WHAT IS BEING ASKED – Search the material for "sample" and show all lines that contain it.

LISTED ENTRIES Start Marker

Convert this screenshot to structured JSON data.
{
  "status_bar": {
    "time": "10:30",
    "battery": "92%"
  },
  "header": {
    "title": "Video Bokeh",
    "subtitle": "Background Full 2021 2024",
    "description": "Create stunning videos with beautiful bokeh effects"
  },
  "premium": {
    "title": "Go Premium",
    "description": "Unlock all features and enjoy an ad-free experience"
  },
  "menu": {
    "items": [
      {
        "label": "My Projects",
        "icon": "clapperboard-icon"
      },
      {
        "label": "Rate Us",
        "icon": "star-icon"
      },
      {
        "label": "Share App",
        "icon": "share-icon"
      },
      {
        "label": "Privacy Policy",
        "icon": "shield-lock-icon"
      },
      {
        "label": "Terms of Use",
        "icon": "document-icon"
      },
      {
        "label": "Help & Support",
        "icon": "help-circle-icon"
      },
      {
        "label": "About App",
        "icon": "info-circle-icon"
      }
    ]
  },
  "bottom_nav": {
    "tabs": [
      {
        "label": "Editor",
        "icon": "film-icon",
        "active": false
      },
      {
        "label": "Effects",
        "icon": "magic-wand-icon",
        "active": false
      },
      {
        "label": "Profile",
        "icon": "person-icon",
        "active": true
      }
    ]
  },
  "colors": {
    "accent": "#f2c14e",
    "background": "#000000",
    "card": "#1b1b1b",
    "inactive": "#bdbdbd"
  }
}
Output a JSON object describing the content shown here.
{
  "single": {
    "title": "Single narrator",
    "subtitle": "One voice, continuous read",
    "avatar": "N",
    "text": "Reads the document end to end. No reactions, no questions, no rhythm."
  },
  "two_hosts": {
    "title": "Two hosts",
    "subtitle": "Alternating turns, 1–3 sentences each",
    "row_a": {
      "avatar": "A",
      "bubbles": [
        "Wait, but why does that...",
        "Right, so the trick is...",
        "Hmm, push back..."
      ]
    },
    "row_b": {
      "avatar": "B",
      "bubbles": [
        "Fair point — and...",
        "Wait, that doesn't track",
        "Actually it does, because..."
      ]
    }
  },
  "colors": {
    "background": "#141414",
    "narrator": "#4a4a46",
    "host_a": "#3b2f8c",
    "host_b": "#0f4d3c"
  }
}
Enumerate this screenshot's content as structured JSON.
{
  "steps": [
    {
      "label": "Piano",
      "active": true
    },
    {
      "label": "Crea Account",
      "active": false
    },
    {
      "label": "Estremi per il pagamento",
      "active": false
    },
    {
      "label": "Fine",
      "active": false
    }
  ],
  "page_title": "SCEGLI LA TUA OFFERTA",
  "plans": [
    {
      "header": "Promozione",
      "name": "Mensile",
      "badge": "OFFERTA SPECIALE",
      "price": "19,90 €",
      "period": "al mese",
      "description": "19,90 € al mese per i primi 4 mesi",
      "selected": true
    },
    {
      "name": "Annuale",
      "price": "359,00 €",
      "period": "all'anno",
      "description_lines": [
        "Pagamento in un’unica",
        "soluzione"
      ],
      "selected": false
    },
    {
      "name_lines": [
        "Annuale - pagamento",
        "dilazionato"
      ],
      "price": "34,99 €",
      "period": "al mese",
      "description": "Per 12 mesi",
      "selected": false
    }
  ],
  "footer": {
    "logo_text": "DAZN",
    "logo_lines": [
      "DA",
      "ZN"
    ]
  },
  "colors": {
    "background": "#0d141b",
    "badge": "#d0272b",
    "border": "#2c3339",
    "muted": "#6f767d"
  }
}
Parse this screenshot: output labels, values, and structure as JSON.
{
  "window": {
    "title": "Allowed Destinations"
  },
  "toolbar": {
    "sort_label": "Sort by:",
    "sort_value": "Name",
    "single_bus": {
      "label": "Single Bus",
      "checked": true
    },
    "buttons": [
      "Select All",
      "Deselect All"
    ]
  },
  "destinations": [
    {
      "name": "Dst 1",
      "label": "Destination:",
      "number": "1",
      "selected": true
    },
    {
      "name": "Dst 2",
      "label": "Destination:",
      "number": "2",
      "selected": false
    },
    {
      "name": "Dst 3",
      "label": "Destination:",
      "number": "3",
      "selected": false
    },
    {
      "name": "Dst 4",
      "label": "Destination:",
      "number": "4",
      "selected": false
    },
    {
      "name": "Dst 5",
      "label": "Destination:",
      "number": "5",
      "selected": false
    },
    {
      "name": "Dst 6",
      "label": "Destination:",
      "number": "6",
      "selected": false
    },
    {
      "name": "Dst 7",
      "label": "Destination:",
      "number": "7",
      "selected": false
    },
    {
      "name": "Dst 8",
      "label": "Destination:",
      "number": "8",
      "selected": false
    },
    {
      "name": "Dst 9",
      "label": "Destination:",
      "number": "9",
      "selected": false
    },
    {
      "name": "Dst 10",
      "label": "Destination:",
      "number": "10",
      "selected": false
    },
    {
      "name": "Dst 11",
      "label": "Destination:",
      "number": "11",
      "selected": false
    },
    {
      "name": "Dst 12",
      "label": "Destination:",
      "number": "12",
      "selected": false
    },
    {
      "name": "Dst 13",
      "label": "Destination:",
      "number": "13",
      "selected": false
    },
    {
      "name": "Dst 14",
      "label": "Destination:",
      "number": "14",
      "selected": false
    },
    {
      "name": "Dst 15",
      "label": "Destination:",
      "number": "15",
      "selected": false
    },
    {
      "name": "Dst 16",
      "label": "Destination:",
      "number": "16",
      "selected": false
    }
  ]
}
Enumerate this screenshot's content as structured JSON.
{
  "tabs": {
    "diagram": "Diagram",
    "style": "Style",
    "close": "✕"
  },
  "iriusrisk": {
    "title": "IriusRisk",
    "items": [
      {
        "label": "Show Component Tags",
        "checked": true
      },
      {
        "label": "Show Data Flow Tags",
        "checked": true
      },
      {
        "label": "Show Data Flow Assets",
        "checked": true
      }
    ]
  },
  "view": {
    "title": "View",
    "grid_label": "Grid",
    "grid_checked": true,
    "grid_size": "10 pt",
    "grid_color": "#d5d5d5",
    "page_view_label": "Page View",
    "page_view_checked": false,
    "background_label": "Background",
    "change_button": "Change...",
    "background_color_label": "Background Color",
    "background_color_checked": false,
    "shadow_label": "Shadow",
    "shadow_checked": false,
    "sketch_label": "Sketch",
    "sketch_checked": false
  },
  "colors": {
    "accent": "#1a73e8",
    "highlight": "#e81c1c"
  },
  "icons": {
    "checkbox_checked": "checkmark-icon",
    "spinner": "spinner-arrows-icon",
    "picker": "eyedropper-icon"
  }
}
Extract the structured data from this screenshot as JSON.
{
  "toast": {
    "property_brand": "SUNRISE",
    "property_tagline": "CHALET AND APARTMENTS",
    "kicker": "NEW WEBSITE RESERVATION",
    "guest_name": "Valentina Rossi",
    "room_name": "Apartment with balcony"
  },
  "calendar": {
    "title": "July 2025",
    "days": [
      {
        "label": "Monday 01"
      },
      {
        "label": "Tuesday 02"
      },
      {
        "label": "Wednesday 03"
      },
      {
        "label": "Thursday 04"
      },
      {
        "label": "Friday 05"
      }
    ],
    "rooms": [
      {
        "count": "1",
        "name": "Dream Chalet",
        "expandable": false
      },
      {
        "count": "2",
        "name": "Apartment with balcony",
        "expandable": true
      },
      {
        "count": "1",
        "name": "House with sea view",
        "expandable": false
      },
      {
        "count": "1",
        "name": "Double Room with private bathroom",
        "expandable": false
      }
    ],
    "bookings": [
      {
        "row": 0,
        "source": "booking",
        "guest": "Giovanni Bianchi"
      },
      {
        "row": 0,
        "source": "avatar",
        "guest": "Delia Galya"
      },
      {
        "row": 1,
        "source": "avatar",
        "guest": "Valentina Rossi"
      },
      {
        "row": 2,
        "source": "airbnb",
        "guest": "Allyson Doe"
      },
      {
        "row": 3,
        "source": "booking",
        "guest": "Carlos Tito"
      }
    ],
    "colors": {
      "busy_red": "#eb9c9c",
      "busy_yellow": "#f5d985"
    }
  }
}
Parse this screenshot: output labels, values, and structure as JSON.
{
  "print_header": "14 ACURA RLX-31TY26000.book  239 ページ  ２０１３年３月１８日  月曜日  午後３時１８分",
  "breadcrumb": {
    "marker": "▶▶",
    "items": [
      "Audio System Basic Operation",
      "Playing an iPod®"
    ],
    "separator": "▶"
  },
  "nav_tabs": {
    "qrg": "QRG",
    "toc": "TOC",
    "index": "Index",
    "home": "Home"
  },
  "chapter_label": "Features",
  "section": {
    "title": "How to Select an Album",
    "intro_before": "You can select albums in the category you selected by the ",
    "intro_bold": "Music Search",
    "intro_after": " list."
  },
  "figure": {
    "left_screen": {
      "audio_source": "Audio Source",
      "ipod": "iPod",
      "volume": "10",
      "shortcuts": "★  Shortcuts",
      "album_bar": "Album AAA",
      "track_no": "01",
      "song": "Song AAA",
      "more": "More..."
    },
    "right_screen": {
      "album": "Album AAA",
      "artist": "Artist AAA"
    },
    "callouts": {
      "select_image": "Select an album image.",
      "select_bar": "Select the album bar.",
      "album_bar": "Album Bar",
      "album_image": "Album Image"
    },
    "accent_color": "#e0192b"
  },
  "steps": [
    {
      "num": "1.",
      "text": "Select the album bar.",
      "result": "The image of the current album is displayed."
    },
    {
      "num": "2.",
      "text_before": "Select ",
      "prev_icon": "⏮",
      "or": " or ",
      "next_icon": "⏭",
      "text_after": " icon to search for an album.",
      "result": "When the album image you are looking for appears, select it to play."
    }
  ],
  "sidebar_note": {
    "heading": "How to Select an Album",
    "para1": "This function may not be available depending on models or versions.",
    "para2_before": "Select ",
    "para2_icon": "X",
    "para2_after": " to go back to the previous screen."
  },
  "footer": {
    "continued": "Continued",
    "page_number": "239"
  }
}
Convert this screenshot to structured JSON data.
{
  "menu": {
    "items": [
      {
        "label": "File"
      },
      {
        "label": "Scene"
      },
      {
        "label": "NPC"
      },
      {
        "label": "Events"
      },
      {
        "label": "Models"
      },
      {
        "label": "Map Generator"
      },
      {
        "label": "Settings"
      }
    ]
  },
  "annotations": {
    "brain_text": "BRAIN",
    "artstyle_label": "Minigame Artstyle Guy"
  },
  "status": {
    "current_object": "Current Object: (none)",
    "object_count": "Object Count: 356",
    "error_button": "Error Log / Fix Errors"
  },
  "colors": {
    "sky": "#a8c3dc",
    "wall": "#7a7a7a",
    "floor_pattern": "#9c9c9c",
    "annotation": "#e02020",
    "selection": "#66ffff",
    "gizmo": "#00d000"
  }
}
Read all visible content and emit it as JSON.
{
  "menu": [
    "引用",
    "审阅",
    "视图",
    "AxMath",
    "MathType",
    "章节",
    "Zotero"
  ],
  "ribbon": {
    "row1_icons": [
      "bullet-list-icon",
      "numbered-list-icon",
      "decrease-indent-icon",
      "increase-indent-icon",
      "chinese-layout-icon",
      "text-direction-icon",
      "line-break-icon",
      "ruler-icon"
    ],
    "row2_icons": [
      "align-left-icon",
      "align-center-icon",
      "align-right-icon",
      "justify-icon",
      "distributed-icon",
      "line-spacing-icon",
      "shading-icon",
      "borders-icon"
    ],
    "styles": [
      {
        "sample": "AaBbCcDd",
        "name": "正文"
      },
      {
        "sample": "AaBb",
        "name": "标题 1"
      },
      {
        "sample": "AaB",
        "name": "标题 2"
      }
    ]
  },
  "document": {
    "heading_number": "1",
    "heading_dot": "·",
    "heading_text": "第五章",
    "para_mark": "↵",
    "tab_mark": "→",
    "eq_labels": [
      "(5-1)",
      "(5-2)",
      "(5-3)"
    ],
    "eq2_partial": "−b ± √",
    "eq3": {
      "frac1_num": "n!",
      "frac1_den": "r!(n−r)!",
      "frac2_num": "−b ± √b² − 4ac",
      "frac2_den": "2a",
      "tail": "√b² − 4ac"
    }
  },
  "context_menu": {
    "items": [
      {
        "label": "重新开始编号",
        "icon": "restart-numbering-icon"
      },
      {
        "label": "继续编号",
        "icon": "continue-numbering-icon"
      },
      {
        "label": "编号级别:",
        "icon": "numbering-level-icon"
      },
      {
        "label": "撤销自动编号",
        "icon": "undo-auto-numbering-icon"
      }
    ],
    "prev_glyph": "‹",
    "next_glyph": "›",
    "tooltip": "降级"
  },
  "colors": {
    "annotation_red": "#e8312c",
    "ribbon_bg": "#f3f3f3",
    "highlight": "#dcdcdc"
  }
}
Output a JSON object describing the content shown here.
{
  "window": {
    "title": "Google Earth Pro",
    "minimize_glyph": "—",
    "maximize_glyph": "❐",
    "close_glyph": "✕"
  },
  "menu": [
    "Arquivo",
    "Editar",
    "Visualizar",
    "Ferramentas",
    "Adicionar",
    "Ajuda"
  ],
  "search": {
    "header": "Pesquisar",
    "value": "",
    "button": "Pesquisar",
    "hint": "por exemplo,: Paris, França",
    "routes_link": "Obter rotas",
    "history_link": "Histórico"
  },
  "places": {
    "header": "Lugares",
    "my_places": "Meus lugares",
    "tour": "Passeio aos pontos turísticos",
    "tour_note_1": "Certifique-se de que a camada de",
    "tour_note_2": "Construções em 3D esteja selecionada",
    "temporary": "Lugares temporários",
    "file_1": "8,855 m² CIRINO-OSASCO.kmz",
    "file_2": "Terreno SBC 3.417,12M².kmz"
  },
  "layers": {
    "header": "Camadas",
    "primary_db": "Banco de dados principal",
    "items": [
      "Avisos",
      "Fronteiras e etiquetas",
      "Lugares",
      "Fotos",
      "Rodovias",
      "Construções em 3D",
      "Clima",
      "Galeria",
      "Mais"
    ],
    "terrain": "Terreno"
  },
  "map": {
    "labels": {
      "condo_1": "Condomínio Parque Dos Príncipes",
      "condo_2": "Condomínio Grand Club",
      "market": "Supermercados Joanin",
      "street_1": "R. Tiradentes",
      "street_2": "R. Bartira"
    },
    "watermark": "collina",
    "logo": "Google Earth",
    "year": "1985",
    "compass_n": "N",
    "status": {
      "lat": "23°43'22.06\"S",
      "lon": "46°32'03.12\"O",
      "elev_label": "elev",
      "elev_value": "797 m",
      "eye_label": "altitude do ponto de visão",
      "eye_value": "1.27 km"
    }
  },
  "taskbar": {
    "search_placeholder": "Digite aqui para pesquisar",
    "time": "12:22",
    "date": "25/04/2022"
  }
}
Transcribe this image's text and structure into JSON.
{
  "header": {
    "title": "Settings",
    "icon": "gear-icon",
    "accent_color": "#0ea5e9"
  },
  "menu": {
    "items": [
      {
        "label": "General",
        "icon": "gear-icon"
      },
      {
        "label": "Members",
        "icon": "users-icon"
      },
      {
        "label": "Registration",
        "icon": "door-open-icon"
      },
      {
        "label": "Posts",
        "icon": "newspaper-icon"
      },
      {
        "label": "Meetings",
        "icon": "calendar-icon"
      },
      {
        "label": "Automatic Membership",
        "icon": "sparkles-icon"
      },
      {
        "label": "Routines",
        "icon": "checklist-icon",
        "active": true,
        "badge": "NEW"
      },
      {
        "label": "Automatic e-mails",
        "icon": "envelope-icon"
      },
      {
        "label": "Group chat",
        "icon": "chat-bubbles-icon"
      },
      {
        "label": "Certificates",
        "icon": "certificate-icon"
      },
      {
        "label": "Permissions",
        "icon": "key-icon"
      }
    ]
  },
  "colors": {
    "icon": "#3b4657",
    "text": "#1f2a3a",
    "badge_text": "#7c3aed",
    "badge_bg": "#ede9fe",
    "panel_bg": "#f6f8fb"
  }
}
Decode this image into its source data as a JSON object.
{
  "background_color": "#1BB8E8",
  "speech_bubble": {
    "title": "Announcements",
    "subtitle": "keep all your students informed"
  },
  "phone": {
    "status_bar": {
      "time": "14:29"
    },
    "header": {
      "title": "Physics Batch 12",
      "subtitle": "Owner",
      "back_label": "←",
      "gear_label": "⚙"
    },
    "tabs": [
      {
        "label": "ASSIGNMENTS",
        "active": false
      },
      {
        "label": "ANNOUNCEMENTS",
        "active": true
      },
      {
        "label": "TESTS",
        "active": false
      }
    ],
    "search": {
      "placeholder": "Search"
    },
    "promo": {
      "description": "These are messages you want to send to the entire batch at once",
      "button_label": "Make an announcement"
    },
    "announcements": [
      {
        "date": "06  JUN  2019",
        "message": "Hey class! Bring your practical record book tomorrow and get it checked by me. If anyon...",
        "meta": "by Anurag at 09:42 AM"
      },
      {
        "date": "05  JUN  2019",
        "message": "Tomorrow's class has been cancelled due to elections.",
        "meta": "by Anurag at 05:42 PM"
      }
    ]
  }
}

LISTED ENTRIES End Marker

TASK ANSWER –
        "sample": "AaBbCcDd",
        "sample": "AaBb",
        "sample": "AaB",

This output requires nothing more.